Assigned task> Images are to be omitted, and the rest of the records reproduced exactly.

Material for this exercise Block Start

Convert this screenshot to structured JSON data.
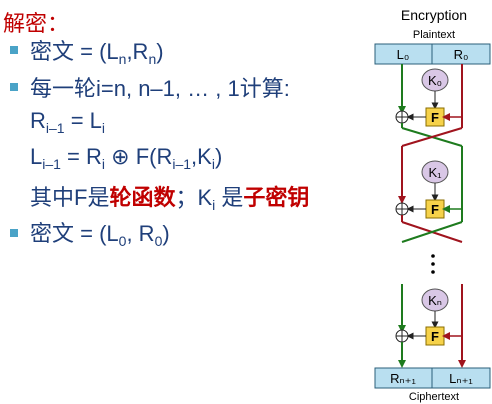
{
  "text": {
    "title": "解密：",
    "bullet1": {
      "prefix": "密文 = (L",
      "sub1": "n",
      "mid": ",R",
      "sub2": "n",
      "suffix": ")"
    },
    "bullet2": "每一轮i=n, n–1, … , 1计算:",
    "eq1": {
      "a": "R",
      "a_sub": "i–1",
      "mid": " = L",
      "b_sub": "i"
    },
    "eq2": {
      "a": "L",
      "a_sub": "i–1",
      "b": " = R",
      "b_sub": "i",
      "c": " ⊕ F(R",
      "c_sub": "i–1",
      "d": ",K",
      "d_sub": "i",
      "e": ")"
    },
    "line5": {
      "a": "其中F是",
      "b": "轮函数",
      "c": "；K",
      "c_sub": "i",
      "d": " 是",
      "e": "子密钥"
    },
    "bullet3": {
      "prefix": "密文 = (L",
      "sub1": "0",
      "mid": ", R",
      "sub2": "0",
      "suffix": ")"
    }
  },
  "diagram": {
    "title": "Encryption",
    "top_label": "Plaintext",
    "top_left": "L₀",
    "top_right": "R₀",
    "key0": "K₀",
    "key1": "K₁",
    "keyn": "Kₙ",
    "f_label": "F",
    "bottom_left": "Rₙ₊₁",
    "bottom_right": "Lₙ₊₁",
    "bottom_label": "Ciphertext"
  },
  "colors": {
    "title_red": "#c00000",
    "text_blue": "#1f3f7a",
    "bullet": "#4aa3c7",
    "box_fill": "#b9dff0",
    "f_fill": "#f6d24a",
    "key_fill": "#d9c7e6",
    "green": "#1e7b1e",
    "darkred": "#a0141e"
  }
}
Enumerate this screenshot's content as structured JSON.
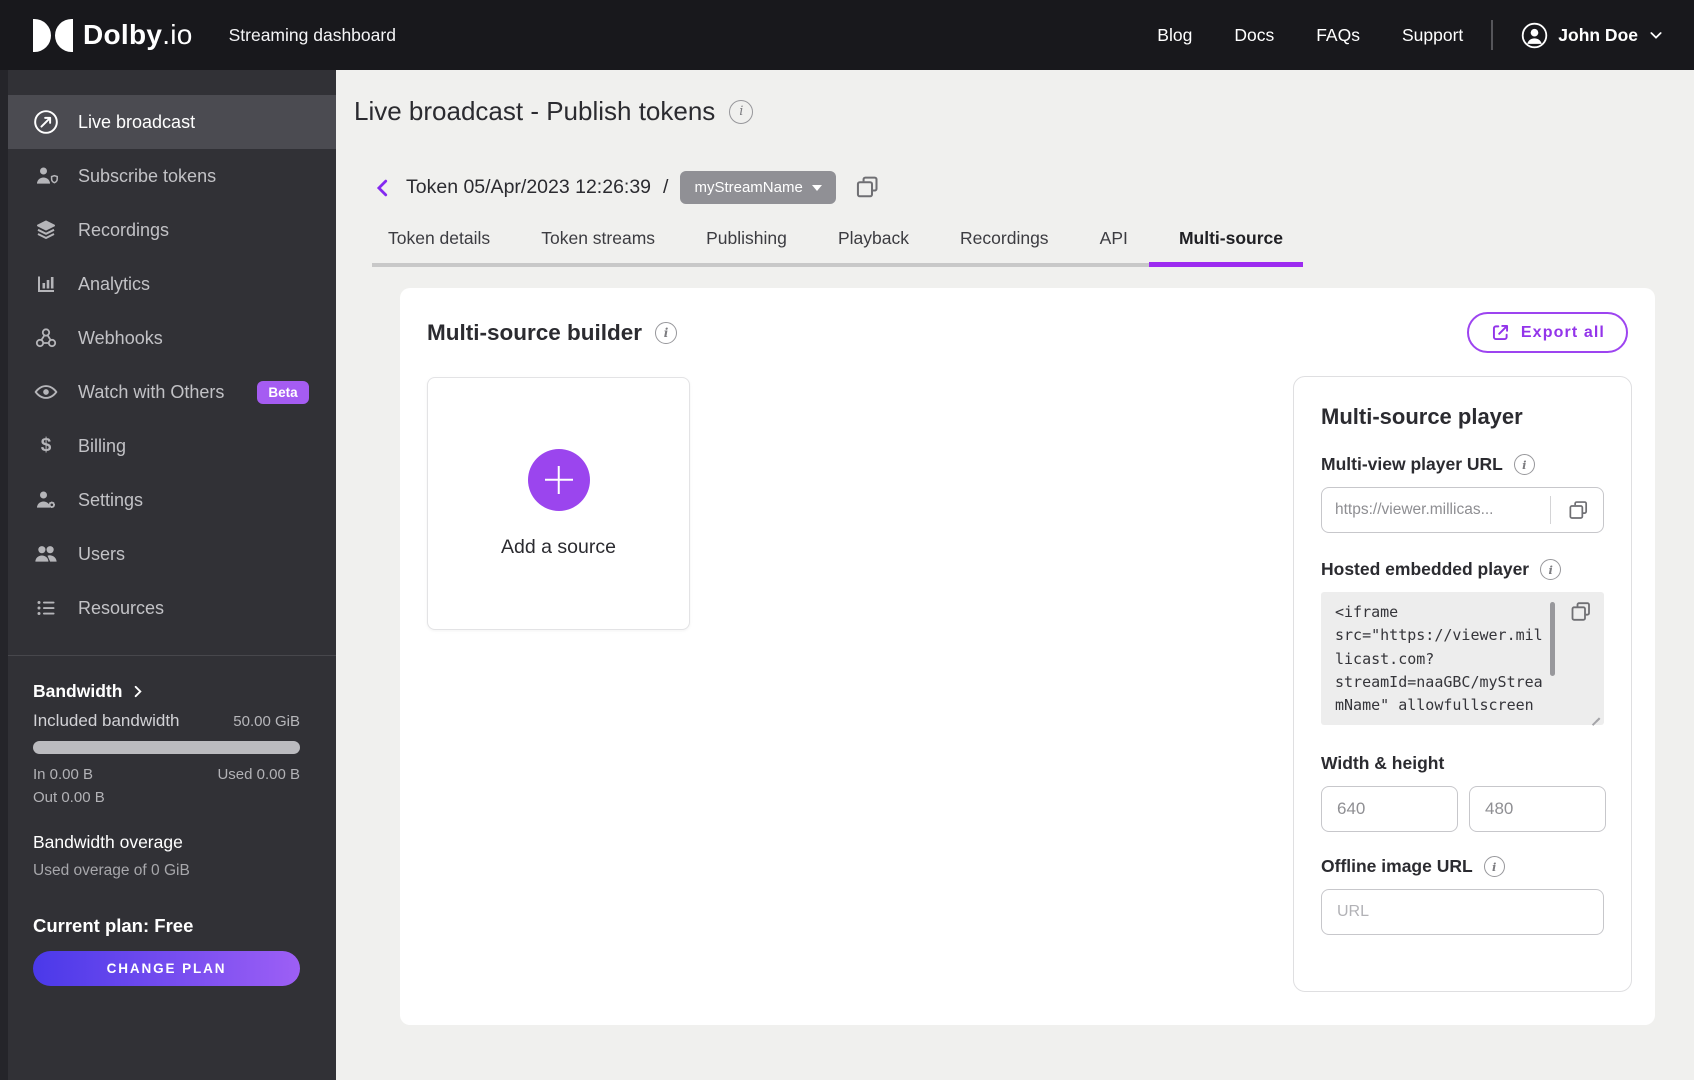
{
  "header": {
    "brand": "Dolby",
    "brand_suffix": ".io",
    "app_title": "Streaming dashboard",
    "nav": [
      {
        "label": "Blog"
      },
      {
        "label": "Docs"
      },
      {
        "label": "FAQs"
      },
      {
        "label": "Support"
      }
    ],
    "user": {
      "name": "John Doe"
    }
  },
  "sidebar": {
    "items": [
      {
        "label": "Live broadcast",
        "icon": "broadcast-icon",
        "active": true
      },
      {
        "label": "Subscribe tokens",
        "icon": "person-shield-icon"
      },
      {
        "label": "Recordings",
        "icon": "layers-icon"
      },
      {
        "label": "Analytics",
        "icon": "bar-chart-icon"
      },
      {
        "label": "Webhooks",
        "icon": "webhook-icon"
      },
      {
        "label": "Watch with Others",
        "icon": "eye-icon",
        "badge": "Beta"
      },
      {
        "label": "Billing",
        "icon": "dollar-icon",
        "icon_glyph": "$"
      },
      {
        "label": "Settings",
        "icon": "person-gear-icon"
      },
      {
        "label": "Users",
        "icon": "users-icon"
      },
      {
        "label": "Resources",
        "icon": "list-icon"
      }
    ],
    "bandwidth": {
      "title": "Bandwidth",
      "included_label": "Included bandwidth",
      "included_value": "50.00 GiB",
      "in_label": "In 0.00 B",
      "used_label": "Used 0.00 B",
      "out_label": "Out 0.00 B",
      "overage_title": "Bandwidth overage",
      "overage_detail": "Used overage of 0 GiB"
    },
    "plan": {
      "current": "Current plan: Free",
      "change_button": "CHANGE PLAN"
    }
  },
  "main": {
    "page_title": "Live broadcast - Publish tokens",
    "breadcrumb": {
      "token": "Token 05/Apr/2023 12:26:39",
      "separator": "/",
      "stream_name": "myStreamName"
    },
    "tabs": [
      {
        "label": "Token details"
      },
      {
        "label": "Token streams"
      },
      {
        "label": "Publishing"
      },
      {
        "label": "Playback"
      },
      {
        "label": "Recordings"
      },
      {
        "label": "API"
      },
      {
        "label": "Multi-source",
        "active": true
      }
    ],
    "builder": {
      "title": "Multi-source builder",
      "export_button": "Export all",
      "add_source_label": "Add a source"
    },
    "player": {
      "title": "Multi-source player",
      "url_label": "Multi-view player URL",
      "url_value": "https://viewer.millicas...",
      "embed_label": "Hosted embedded player",
      "embed_code": "<iframe\nsrc=\"https://viewer.mil\nlicast.com?\nstreamId=naaGBC/myStrea\nmName\" allowfullscreen",
      "size_label": "Width & height",
      "width_value": "640",
      "height_value": "480",
      "offline_label": "Offline image URL",
      "offline_placeholder": "URL"
    }
  },
  "colors": {
    "accent_purple": "#9b45ee",
    "tab_indicator": "#9c2bf0",
    "beta_badge": "#a55cf2",
    "plan_gradient_start": "#4a39e9",
    "plan_gradient_end": "#9d5ff5",
    "header_bg": "#18181c",
    "sidebar_bg": "#313136"
  }
}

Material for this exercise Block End

Written response>
Convert this screenshot to structured JSON data.
{
  "text": {
    "title": "解密：",
    "bullet1": {
      "prefix": "密文 = (L",
      "sub1": "n",
      "mid": ",R",
      "sub2": "n",
      "suffix": ")"
    },
    "bullet2": "每一轮i=n, n–1, … , 1计算:",
    "eq1": {
      "a": "R",
      "a_sub": "i–1",
      "mid": " = L",
      "b_sub": "i"
    },
    "eq2": {
      "a": "L",
      "a_sub": "i–1",
      "b": " = R",
      "b_sub": "i",
      "c": " ⊕ F(R",
      "c_sub": "i–1",
      "d": ",K",
      "d_sub": "i",
      "e": ")"
    },
    "line5": {
      "a": "其中F是",
      "b": "轮函数",
      "c": "；K",
      "c_sub": "i",
      "d": " 是",
      "e": "子密钥"
    },
    "bullet3": {
      "prefix": "密文 = (L",
      "sub1": "0",
      "mid": ", R",
      "sub2": "0",
      "suffix": ")"
    }
  },
  "diagram": {
    "title": "Encryption",
    "top_label": "Plaintext",
    "top_left": "L₀",
    "top_right": "R₀",
    "key0": "K₀",
    "key1": "K₁",
    "keyn": "Kₙ",
    "f_label": "F",
    "bottom_left": "Rₙ₊₁",
    "bottom_right": "Lₙ₊₁",
    "bottom_label": "Ciphertext"
  },
  "colors": {
    "title_red": "#c00000",
    "text_blue": "#1f3f7a",
    "bullet": "#4aa3c7",
    "box_fill": "#b9dff0",
    "f_fill": "#f6d24a",
    "key_fill": "#d9c7e6",
    "green": "#1e7b1e",
    "darkred": "#a0141e"
  }
}
Enumerate this screenshot's content as structured JSON.
{
  "header": {
    "brand": "Dolby",
    "brand_suffix": ".io",
    "app_title": "Streaming dashboard",
    "nav": [
      {
        "label": "Blog"
      },
      {
        "label": "Docs"
      },
      {
        "label": "FAQs"
      },
      {
        "label": "Support"
      }
    ],
    "user": {
      "name": "John Doe"
    }
  },
  "sidebar": {
    "items": [
      {
        "label": "Live broadcast",
        "icon": "broadcast-icon",
        "active": true
      },
      {
        "label": "Subscribe tokens",
        "icon": "person-shield-icon"
      },
      {
        "label": "Recordings",
        "icon": "layers-icon"
      },
      {
        "label": "Analytics",
        "icon": "bar-chart-icon"
      },
      {
        "label": "Webhooks",
        "icon": "webhook-icon"
      },
      {
        "label": "Watch with Others",
        "icon": "eye-icon",
        "badge": "Beta"
      },
      {
        "label": "Billing",
        "icon": "dollar-icon",
        "icon_glyph": "$"
      },
      {
        "label": "Settings",
        "icon": "person-gear-icon"
      },
      {
        "label": "Users",
        "icon": "users-icon"
      },
      {
        "label": "Resources",
        "icon": "list-icon"
      }
    ],
    "bandwidth": {
      "title": "Bandwidth",
      "included_label": "Included bandwidth",
      "included_value": "50.00 GiB",
      "in_label": "In 0.00 B",
      "used_label": "Used 0.00 B",
      "out_label": "Out 0.00 B",
      "overage_title": "Bandwidth overage",
      "overage_detail": "Used overage of 0 GiB"
    },
    "plan": {
      "current": "Current plan: Free",
      "change_button": "CHANGE PLAN"
    }
  },
  "main": {
    "page_title": "Live broadcast - Publish tokens",
    "breadcrumb": {
      "token": "Token 05/Apr/2023 12:26:39",
      "separator": "/",
      "stream_name": "myStreamName"
    },
    "tabs": [
      {
        "label": "Token details"
      },
      {
        "label": "Token streams"
      },
      {
        "label": "Publishing"
      },
      {
        "label": "Playback"
      },
      {
        "label": "Recordings"
      },
      {
        "label": "API"
      },
      {
        "label": "Multi-source",
        "active": true
      }
    ],
    "builder": {
      "title": "Multi-source builder",
      "export_button": "Export all",
      "add_source_label": "Add a source"
    },
    "player": {
      "title": "Multi-source player",
      "url_label": "Multi-view player URL",
      "url_value": "https://viewer.millicas...",
      "embed_label": "Hosted embedded player",
      "embed_code": "<iframe\nsrc=\"https://viewer.mil\nlicast.com?\nstreamId=naaGBC/myStrea\nmName\" allowfullscreen",
      "size_label": "Width & height",
      "width_value": "640",
      "height_value": "480",
      "offline_label": "Offline image URL",
      "offline_placeholder": "URL"
    }
  },
  "colors": {
    "accent_purple": "#9b45ee",
    "tab_indicator": "#9c2bf0",
    "beta_badge": "#a55cf2",
    "plan_gradient_start": "#4a39e9",
    "plan_gradient_end": "#9d5ff5",
    "header_bg": "#18181c",
    "sidebar_bg": "#313136"
  }
}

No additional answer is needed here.